### TASK DETAILS
Return, from the lines below, each one that includes the word "getAttribute".

Data entries:
»»

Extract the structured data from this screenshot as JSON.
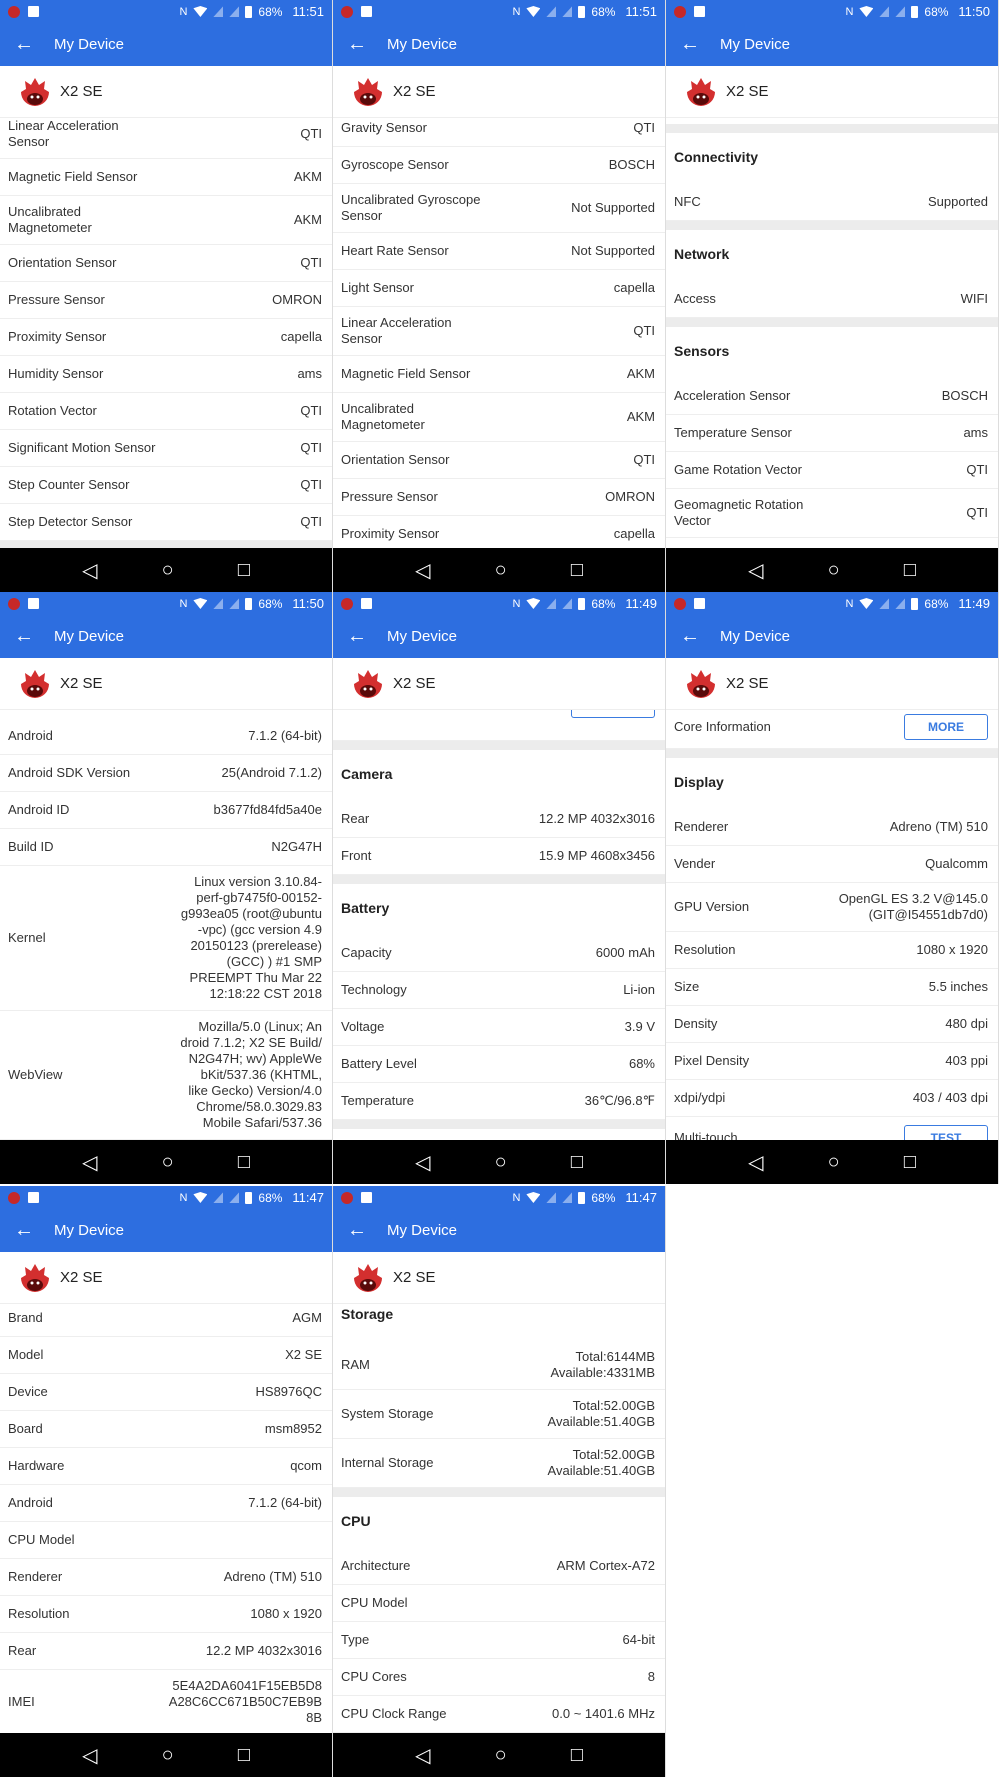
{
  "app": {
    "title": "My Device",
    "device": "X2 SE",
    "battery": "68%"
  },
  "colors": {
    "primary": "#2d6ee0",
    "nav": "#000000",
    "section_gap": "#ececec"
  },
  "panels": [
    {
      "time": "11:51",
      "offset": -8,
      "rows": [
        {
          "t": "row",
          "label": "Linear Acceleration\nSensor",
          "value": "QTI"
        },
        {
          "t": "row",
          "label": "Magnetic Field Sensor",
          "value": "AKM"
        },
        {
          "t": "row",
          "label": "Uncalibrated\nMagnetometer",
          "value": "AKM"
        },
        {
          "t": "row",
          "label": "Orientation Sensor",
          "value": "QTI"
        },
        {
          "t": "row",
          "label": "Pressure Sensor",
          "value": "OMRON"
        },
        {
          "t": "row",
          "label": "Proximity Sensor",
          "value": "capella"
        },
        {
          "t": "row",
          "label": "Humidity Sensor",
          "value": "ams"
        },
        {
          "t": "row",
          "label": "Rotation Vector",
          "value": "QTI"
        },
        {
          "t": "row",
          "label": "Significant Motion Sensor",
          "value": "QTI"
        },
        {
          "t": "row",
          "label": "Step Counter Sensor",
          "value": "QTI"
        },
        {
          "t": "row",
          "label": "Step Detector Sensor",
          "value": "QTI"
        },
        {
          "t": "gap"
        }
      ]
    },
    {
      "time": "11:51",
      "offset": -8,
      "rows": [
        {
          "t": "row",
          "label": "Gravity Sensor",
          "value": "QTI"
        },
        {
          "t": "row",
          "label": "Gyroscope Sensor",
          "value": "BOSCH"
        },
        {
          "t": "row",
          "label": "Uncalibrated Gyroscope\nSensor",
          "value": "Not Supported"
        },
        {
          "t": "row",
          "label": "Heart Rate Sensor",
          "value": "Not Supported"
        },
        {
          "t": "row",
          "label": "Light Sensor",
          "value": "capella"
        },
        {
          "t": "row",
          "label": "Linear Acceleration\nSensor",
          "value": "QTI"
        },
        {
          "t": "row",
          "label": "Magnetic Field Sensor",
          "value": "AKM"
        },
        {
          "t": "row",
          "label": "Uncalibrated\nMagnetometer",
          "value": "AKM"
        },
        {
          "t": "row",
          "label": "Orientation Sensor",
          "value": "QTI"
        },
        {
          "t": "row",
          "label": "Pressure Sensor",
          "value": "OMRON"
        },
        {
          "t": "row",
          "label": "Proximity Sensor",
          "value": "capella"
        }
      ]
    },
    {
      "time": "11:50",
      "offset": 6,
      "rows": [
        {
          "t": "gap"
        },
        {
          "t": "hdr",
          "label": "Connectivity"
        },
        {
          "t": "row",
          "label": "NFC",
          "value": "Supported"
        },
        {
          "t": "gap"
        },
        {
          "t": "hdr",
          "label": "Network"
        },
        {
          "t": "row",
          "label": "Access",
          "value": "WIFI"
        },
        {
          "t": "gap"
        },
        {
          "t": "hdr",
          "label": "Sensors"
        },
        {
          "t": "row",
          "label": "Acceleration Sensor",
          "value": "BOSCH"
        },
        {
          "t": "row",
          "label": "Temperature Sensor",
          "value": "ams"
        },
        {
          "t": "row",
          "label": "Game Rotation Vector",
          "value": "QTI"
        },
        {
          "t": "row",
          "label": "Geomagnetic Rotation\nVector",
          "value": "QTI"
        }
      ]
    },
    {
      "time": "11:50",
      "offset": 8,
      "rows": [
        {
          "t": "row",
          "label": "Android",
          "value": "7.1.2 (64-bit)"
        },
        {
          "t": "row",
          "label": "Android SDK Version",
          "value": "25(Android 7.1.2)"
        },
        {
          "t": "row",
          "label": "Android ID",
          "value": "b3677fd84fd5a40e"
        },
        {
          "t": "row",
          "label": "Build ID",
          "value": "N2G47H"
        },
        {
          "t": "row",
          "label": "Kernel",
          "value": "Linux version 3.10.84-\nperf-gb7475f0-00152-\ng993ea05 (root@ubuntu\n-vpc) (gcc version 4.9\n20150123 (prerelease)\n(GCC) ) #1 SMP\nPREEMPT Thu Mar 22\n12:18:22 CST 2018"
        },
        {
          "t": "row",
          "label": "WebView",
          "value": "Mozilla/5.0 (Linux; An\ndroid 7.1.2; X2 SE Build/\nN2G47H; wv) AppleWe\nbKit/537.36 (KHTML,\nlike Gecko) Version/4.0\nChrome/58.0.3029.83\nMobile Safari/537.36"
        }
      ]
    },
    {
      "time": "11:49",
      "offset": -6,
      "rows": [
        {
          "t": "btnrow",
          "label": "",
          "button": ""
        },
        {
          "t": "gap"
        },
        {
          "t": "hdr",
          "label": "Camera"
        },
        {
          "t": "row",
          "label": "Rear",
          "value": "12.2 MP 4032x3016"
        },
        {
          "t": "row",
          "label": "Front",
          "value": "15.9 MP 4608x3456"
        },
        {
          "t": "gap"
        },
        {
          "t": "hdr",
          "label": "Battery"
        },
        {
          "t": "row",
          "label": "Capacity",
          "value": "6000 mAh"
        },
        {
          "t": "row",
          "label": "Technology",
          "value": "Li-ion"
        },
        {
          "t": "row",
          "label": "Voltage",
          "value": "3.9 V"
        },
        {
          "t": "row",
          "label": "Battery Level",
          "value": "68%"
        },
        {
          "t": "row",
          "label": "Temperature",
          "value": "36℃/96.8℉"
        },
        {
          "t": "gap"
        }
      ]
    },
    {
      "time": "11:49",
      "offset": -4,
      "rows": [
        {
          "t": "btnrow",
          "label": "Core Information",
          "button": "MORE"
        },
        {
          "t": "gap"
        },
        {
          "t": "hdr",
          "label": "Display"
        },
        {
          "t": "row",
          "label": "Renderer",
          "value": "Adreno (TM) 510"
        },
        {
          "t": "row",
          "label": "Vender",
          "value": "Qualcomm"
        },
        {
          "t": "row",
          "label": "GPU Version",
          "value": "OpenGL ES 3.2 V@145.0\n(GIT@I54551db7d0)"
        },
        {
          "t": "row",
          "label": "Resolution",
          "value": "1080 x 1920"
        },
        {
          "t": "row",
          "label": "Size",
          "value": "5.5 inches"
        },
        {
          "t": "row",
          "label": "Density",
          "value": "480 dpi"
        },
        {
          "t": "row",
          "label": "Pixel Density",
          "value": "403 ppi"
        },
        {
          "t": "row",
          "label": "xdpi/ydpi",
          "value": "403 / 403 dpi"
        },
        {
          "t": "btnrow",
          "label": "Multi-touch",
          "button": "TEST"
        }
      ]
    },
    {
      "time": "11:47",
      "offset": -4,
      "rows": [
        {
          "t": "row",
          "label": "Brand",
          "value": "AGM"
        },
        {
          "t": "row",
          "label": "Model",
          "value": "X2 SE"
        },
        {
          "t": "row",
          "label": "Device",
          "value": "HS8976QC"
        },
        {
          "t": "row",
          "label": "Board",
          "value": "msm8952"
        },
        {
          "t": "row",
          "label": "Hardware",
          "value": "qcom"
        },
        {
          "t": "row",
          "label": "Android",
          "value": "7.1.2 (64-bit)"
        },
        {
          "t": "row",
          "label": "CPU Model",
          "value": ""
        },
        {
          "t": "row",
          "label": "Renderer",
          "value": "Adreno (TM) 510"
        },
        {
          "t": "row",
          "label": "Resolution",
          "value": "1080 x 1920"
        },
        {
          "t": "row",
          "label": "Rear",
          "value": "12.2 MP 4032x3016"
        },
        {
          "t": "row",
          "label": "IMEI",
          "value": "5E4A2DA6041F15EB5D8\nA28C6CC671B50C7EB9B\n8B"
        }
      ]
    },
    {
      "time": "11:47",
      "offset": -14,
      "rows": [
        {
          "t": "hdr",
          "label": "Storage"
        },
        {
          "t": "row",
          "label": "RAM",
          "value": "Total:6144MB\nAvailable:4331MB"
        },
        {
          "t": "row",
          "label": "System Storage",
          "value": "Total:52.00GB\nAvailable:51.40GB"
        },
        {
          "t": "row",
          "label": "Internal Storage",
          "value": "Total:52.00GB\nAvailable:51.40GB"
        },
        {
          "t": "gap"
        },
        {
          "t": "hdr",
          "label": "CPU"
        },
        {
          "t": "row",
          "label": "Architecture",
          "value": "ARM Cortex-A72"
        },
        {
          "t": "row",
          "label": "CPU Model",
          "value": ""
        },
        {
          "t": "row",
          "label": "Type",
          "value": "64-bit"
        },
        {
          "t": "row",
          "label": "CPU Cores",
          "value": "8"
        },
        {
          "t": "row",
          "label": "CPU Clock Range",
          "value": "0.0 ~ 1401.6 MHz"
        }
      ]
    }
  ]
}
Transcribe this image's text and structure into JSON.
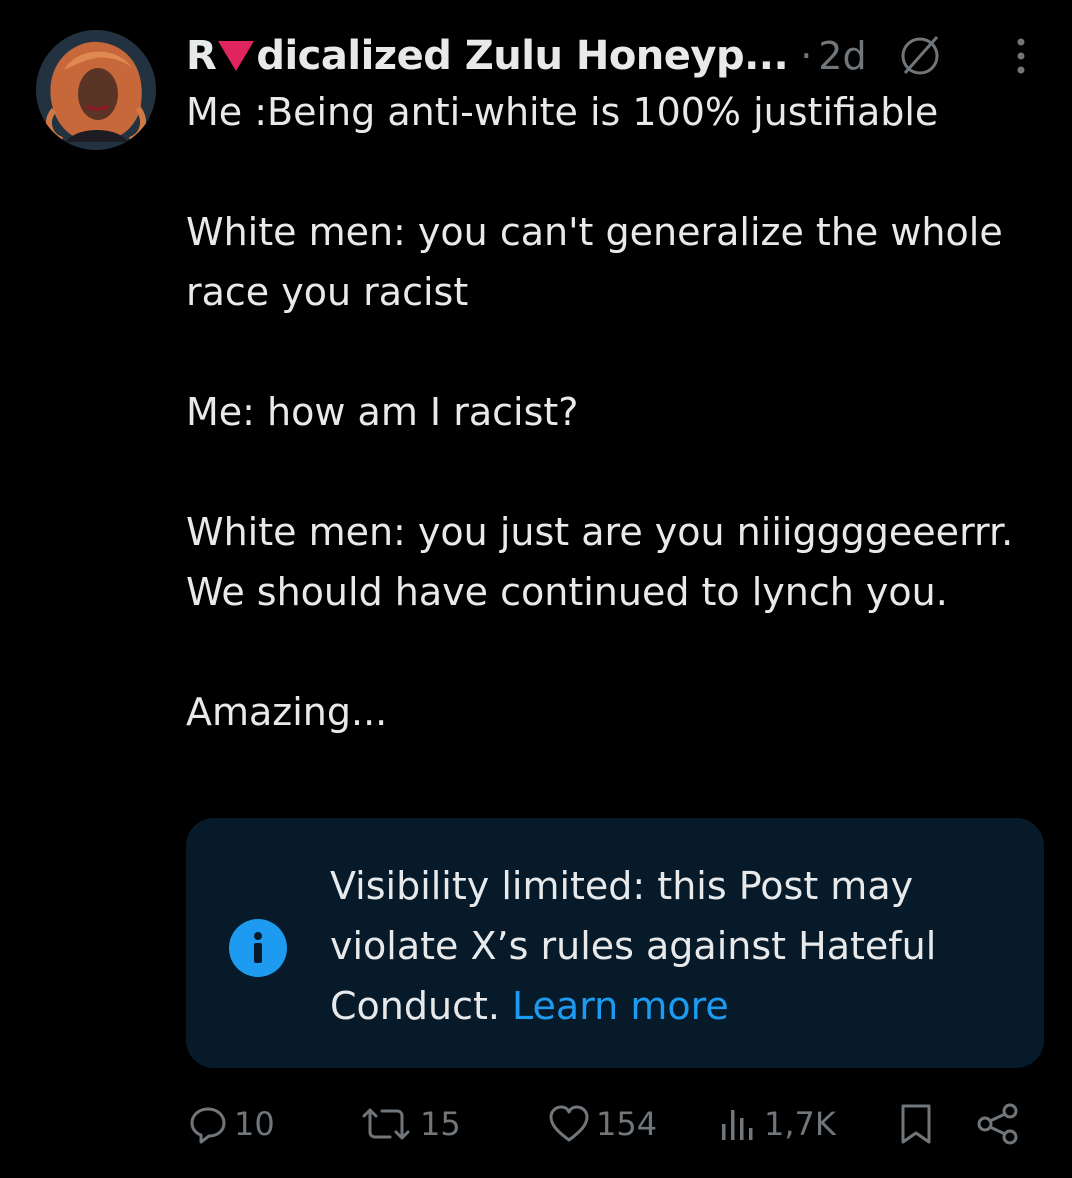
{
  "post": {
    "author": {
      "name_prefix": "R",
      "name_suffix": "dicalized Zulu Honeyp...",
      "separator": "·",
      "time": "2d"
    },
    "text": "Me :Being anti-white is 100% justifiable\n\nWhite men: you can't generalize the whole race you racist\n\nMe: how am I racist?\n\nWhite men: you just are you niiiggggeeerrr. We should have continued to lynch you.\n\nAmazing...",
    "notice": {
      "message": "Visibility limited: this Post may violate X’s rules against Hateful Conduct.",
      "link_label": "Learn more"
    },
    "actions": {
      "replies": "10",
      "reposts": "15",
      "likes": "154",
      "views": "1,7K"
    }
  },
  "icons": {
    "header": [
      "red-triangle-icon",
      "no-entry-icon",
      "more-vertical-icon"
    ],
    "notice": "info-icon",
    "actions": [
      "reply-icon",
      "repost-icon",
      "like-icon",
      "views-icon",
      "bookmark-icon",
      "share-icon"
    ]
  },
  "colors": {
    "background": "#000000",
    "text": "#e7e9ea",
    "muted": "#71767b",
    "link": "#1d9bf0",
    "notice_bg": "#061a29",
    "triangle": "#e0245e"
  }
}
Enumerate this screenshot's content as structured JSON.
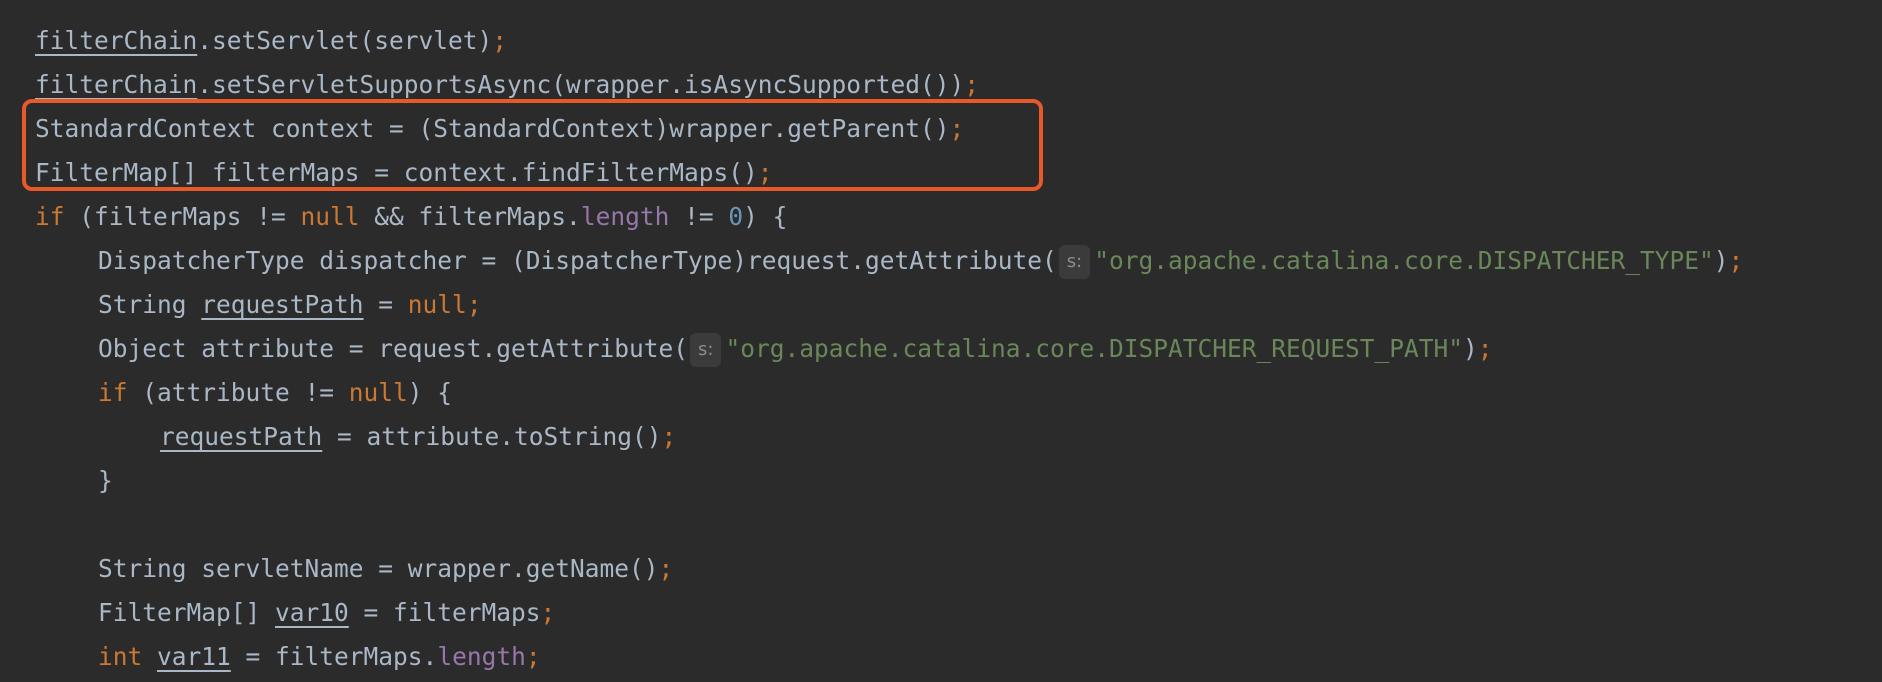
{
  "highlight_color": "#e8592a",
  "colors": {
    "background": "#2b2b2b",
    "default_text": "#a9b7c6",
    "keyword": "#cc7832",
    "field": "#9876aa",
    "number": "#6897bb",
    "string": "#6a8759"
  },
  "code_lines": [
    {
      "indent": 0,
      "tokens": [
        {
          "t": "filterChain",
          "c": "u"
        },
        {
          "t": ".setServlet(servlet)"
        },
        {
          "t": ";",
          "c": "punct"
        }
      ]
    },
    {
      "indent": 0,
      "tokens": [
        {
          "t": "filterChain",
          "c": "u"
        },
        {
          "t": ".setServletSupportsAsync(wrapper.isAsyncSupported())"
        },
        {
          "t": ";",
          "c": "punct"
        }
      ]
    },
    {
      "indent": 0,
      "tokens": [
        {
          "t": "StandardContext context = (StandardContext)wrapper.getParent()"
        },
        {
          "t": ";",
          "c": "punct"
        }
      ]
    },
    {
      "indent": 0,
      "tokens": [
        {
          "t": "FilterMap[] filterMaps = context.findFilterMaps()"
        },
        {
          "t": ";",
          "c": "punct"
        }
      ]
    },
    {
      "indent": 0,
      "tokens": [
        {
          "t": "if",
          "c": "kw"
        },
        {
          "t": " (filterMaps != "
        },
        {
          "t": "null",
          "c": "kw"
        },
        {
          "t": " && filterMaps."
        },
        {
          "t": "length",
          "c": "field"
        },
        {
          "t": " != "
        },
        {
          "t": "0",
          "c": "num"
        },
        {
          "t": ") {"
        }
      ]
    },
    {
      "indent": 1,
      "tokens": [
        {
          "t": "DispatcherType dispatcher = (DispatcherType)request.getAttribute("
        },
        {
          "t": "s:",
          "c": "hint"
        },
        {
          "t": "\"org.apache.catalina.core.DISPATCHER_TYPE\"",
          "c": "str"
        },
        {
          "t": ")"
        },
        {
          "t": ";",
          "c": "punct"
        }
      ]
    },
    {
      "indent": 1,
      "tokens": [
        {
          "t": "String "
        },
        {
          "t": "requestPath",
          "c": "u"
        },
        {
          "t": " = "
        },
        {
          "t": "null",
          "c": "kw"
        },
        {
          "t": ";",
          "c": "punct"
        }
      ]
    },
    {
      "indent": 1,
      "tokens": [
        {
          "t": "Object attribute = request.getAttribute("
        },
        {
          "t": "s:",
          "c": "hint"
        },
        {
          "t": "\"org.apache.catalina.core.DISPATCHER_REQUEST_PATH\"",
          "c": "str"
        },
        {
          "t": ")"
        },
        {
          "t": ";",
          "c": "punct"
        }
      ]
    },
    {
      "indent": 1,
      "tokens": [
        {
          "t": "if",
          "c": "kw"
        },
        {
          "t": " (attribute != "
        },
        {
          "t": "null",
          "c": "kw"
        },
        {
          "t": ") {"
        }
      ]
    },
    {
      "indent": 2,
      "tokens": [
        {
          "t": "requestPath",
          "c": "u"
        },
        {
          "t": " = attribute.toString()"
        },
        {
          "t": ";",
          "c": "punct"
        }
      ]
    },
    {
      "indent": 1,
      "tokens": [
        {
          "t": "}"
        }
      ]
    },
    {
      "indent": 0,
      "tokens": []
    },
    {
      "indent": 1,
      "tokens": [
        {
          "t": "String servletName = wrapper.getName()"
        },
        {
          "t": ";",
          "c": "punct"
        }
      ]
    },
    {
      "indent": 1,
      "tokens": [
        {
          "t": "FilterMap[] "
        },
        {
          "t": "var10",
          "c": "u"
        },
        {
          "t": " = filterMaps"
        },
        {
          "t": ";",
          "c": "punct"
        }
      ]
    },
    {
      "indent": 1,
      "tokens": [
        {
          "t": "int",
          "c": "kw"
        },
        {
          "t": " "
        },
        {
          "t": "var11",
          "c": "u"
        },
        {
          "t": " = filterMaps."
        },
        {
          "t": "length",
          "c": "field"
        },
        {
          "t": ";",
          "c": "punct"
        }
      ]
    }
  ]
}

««

### EXPECTED OUTPUT
          "t": "DispatcherType dispatcher = (DispatcherType)request.getAttribute("
          "t": "Object attribute = request.getAttribute("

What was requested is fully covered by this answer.